What of the derogation in equality legislation which allows churches to not employ people in schools and hospital whose lifestyle is deemed not to be compatible with their ethos? I refer to gay people, single mothers, co-habiting couples. “I believe that the more pluralism we have in types of school then individuals who’ve got problems of ethos or personal questions would be free to find a place where they would be happy with the ethos.
What about teachers in particular? “In the discussion on divesting and pluralism in education not enough has been said about teachers. I’m not happy with somebody who really doesn’t believe, being forced to be the religious education teacher in a school. It isn’t what I would want in a Catholic school. There has to be a way for teachers to be able to move to the type of school where they would be happier in accordance with their own conscience and convictions. A further complication is that there’s nothing more local than the local school and there’s nothing more complex than teacher politics. If we want to move forward into a truly pluralist system, then we have to find ways of accommodating people and of everybody taking a courageous stance over their convictions.”
How do you see the future of the archdiocese? “At the moment the number of priests has gone below 400 for first time. Of those about 130 are retired, out of ministry, sick, so on. For 199 parishes we’ve got about 250 active diocesan priests. The age ratio very high. We have the support of religious congregations in 20 or so parishes. We have at the moment one parish without a priest.

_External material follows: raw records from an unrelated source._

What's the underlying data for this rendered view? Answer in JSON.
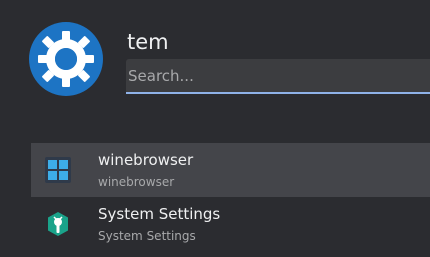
{
  "user": {
    "name": "tem"
  },
  "search": {
    "placeholder": "Search...",
    "value": ""
  },
  "results": [
    {
      "title": "winebrowser",
      "subtitle": "winebrowser",
      "icon": "wine-windows-icon"
    },
    {
      "title": "System Settings",
      "subtitle": "System Settings",
      "icon": "system-settings-icon"
    }
  ],
  "colors": {
    "background": "#2b2c30",
    "accent": "#1d74c4",
    "selection": "#44454a",
    "focus": "#8fb2e8"
  }
}
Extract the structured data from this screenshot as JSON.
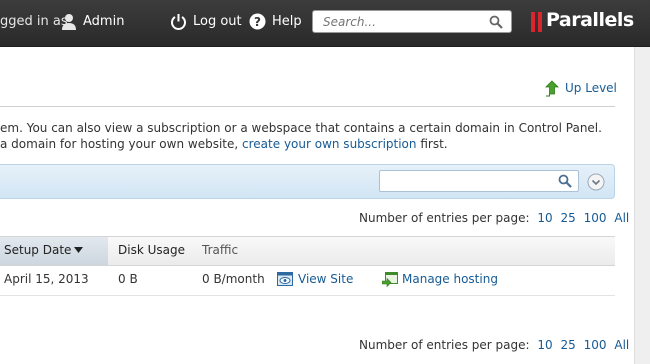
{
  "header": {
    "logged_in_text": "gged in as",
    "user": "Admin",
    "logout": "Log out",
    "help": "Help",
    "search_placeholder": "Search...",
    "logo_text": "Parallels",
    "icons": [
      "user-icon",
      "logout-icon",
      "help-icon",
      "search-icon",
      "parallels-logo-bars"
    ]
  },
  "uplevel": {
    "label": "Up Level",
    "icon": "up-level-arrow-icon"
  },
  "description": {
    "line1": "em. You can also view a subscription or a webspace that contains a certain domain in Control Panel.",
    "line2_prefix": "a domain for hosting your own website,",
    "line2_link": "create your own subscription",
    "line2_suffix": "first."
  },
  "filter": {
    "search_value": "",
    "icons": [
      "search-icon",
      "expand-filter-icon"
    ]
  },
  "pagination": {
    "label": "Number of entries per page:",
    "options": [
      "10",
      "25",
      "100",
      "All"
    ]
  },
  "table": {
    "columns": {
      "setup_date": "Setup Date",
      "disk_usage": "Disk Usage",
      "traffic": "Traffic"
    },
    "sorted_column": "setup_date",
    "sort_direction": "descending",
    "rows": [
      {
        "setup_date": "April 15, 2013",
        "disk_usage": "0 B",
        "traffic": "0 B/month",
        "view_site": "View Site",
        "manage_hosting": "Manage hosting"
      }
    ]
  },
  "colors": {
    "link": "#175b94",
    "topbar": "#333333",
    "filter_bar": "#d9e9f6"
  }
}
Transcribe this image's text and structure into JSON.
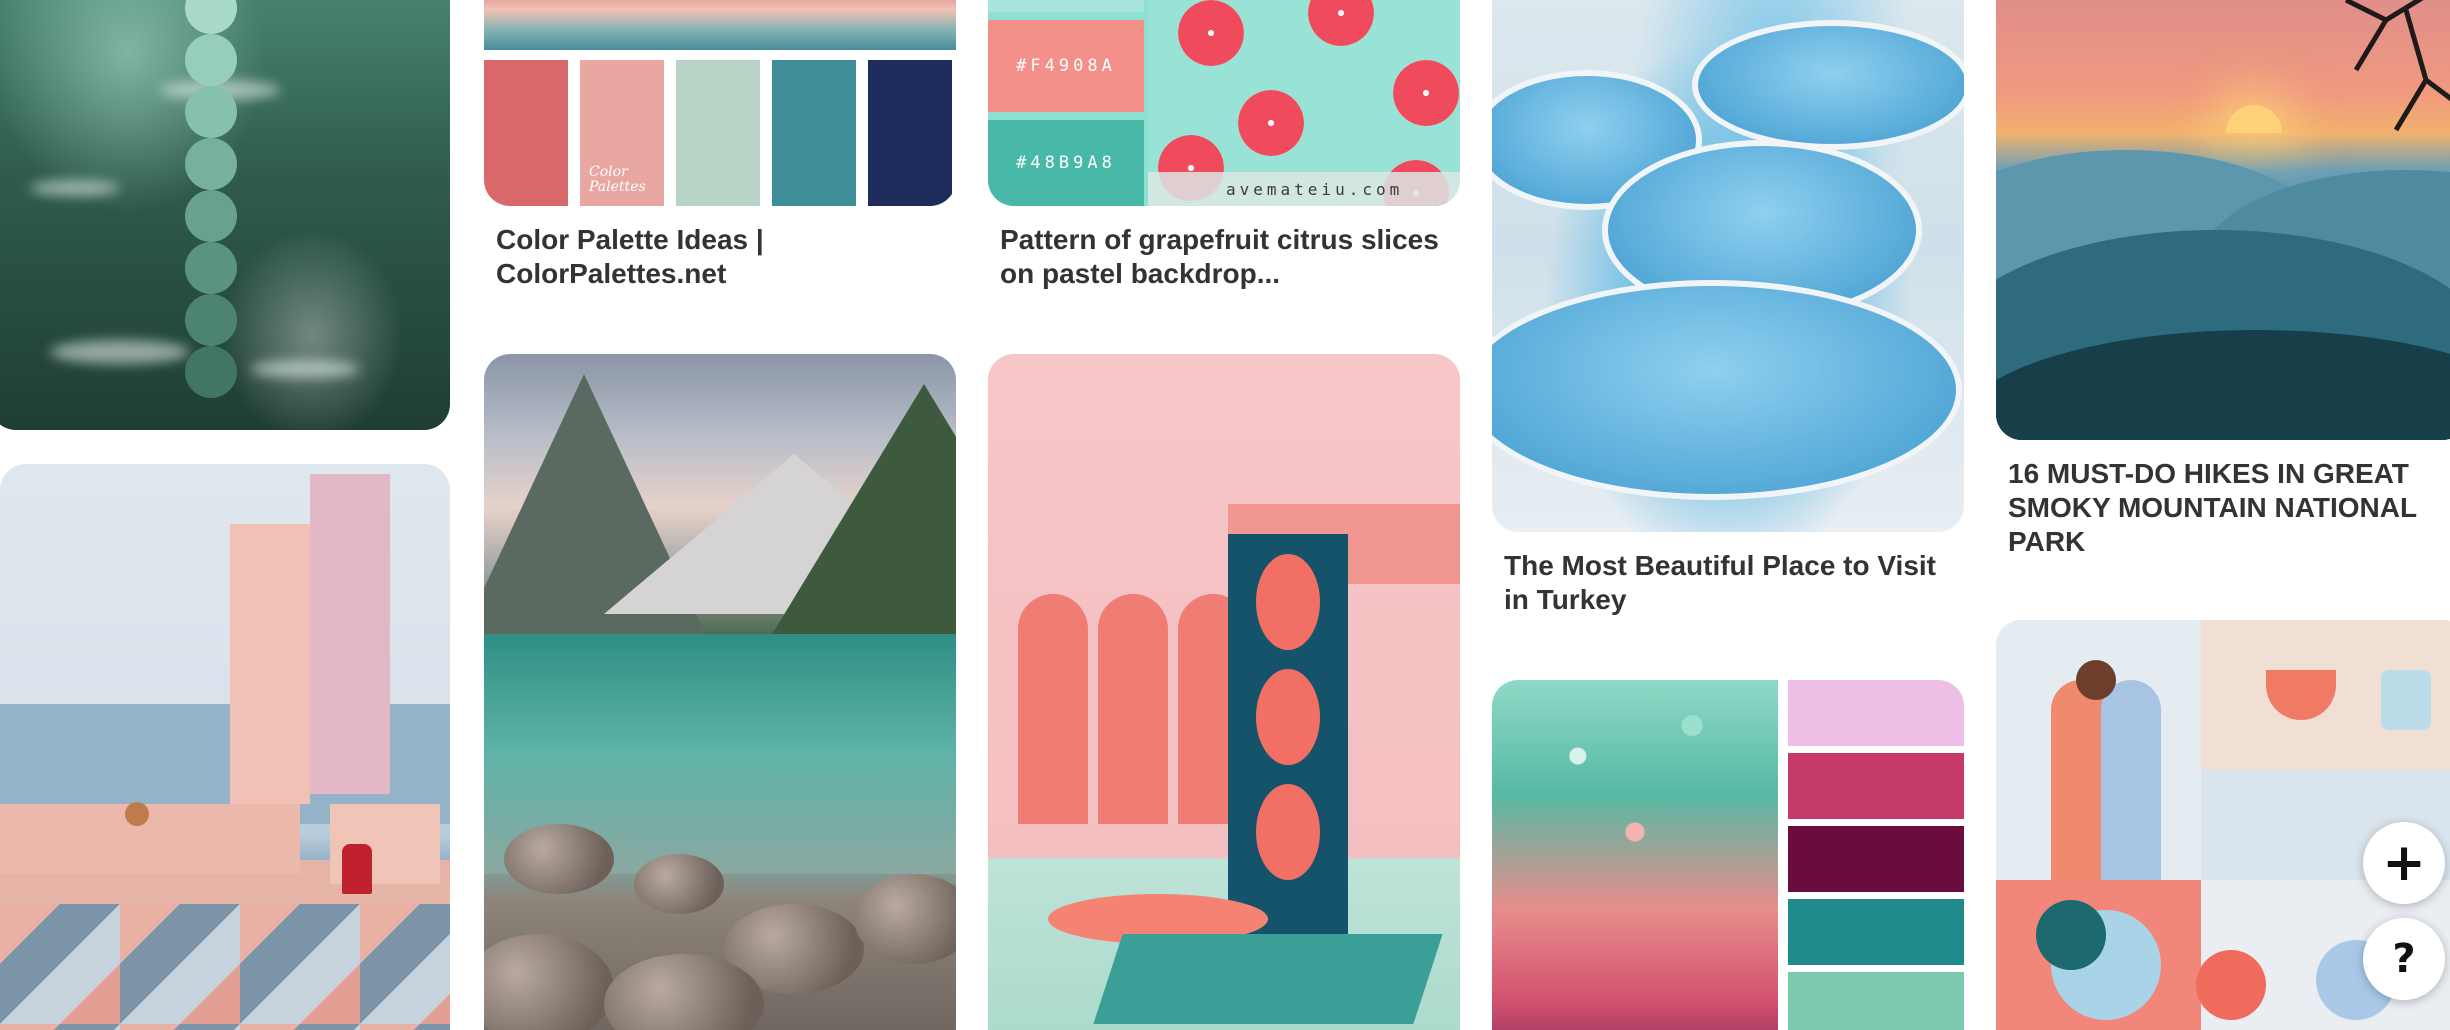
{
  "pins": {
    "palette": {
      "title": "Color Palette Ideas | ColorPalettes.net",
      "brand_text": "Color\nPalettes",
      "swatches": [
        "#d9686b",
        "#e8a7a1",
        "#b8d4c6",
        "#3f8d99",
        "#1f2d5c"
      ]
    },
    "grapefruit": {
      "title": "Pattern of grapefruit citrus slices on pastel backdrop...",
      "hex_labels": [
        "#F4908A",
        "#48B9A8"
      ],
      "site_caption": "avemateiu.com"
    },
    "turkey": {
      "title": "The Most Beautiful Place to Visit in Turkey"
    },
    "smoky": {
      "title": "16 MUST-DO HIKES IN GREAT SMOKY MOUNTAIN NATIONAL PARK"
    },
    "ocean": {
      "dot_colors": [
        "#a8d9cb",
        "#96cdbd",
        "#86c0ae",
        "#77b19e",
        "#68a28e",
        "#5a937f",
        "#4d8470",
        "#417662"
      ]
    },
    "glitter": {
      "swatches": [
        "#eebfe6",
        "#c53a6b",
        "#6a0d3e",
        "#208a8c",
        "#7dc9ad"
      ]
    }
  },
  "buttons": {
    "add_icon": "+",
    "help_icon": "?"
  },
  "colors": {
    "title_text": "#333333",
    "background": "#ffffff"
  }
}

In the past year liturgies are well attended with real participation. There’s something happening with very strong lay participation. I can’t explain this but in the past 12 months this has become more visible to me. The decrease in priests’ income, that’s stabilising. In some areas there’s been a stabilisation in Mass attendance. Are we stabilising at too low a level? I think we are. This is where we need a much stronger missionary outreach, particularly to young people, to help them feel within themselves what we felt at their age in an understanding of faith and commitment.
“We have to reach out to that strange gap between faith and public life. Right across Europe you have a group of people, who even enter politics, faith-driven in that their concept of politics as a service comes from their faith. To some extent the Church retreated from a strong cultural presence because the strong cultural presence we inherited was not the right one and was being rejected, and therefore we might be retreating back away from that.
“The diocese that I came into is a very different diocese today. It is a better diocese. I don’t look for praise for leadership. I’m not doing it, priests are doing it. Despite everything we have enough priests to continue for a number of years. We’re not in the dramatic situation of Latin America and so on. I think the parish of the future will look very different. And many of the things priests are doing will be done by others. The priest will be the one who will lead the liturgy but even the liturgy will be different. Going out to the parishes I’m finding this is already taking place and it isn’t a devaluation of the role of the priest. It’s a different relationship. If that develops and flourishes I think we’re going to have a more vibrant, a smaller church.